Task details: The expected output is each line below containing "icon", copied in full.
○ ○ ○
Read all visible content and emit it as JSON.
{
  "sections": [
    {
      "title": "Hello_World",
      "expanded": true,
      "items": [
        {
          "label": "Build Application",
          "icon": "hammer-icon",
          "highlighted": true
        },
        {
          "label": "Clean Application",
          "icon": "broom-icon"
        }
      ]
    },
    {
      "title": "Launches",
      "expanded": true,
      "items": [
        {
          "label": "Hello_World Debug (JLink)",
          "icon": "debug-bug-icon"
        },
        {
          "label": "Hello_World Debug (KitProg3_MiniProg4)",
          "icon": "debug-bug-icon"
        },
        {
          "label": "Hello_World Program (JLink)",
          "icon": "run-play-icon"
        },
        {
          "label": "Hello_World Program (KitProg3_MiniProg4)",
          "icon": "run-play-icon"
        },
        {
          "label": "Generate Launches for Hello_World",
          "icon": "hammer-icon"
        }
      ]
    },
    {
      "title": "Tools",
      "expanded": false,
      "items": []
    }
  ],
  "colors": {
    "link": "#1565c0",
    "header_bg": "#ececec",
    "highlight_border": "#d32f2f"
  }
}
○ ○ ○
Expected output:
          "icon": "hammer-icon",
          "icon": "broom-icon"
          "icon": "debug-bug-icon"
          "icon": "debug-bug-icon"
          "icon": "run-play-icon"
          "icon": "run-play-icon"
          "icon": "hammer-icon"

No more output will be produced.